**DESCRIPTION OF THE TASK**
Among the lines of the entries below, count those containing the word "工作报告总结汇报PPT模板" and answer with the number only.

(Beginning of PROVIDED DATA)

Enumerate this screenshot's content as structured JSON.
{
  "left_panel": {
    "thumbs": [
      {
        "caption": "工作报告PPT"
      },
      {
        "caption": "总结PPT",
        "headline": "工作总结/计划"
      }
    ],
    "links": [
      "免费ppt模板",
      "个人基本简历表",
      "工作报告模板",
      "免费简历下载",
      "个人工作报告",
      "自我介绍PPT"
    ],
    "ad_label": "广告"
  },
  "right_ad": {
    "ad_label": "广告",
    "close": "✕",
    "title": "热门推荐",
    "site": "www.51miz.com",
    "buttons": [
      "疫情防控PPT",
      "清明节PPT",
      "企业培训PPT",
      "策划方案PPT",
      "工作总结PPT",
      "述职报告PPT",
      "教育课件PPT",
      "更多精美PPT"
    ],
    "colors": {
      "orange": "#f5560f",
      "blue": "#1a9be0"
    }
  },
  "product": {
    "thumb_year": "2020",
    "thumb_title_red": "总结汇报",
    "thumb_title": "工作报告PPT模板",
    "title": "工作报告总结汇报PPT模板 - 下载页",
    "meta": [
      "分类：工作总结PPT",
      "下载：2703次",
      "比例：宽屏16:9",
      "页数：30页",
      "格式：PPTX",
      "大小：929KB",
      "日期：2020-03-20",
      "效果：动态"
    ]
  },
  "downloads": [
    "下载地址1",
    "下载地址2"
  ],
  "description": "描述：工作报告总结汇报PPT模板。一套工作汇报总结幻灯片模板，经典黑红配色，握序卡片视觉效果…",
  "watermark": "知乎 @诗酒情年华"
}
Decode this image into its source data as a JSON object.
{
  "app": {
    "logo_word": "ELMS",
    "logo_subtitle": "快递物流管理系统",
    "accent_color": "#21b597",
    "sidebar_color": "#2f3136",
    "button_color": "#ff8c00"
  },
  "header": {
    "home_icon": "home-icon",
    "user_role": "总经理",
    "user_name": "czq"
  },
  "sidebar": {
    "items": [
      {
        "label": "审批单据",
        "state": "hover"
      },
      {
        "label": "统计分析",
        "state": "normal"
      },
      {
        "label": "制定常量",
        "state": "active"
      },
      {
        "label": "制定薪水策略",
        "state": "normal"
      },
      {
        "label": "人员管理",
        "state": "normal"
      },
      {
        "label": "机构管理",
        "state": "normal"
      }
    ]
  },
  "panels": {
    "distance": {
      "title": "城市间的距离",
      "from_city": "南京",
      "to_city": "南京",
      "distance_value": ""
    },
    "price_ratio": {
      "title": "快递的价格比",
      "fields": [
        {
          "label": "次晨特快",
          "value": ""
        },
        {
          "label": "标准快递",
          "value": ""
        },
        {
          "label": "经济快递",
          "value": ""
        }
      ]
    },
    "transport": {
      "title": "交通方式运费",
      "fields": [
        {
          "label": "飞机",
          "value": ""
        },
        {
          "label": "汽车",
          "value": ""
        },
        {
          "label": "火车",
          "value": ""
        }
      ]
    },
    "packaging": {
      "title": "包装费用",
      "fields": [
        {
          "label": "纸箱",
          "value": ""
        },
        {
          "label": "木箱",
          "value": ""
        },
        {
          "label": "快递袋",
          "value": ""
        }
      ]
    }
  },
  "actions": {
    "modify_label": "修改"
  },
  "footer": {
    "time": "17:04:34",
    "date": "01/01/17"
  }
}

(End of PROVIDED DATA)

**EXERCISE OUTPUT**
2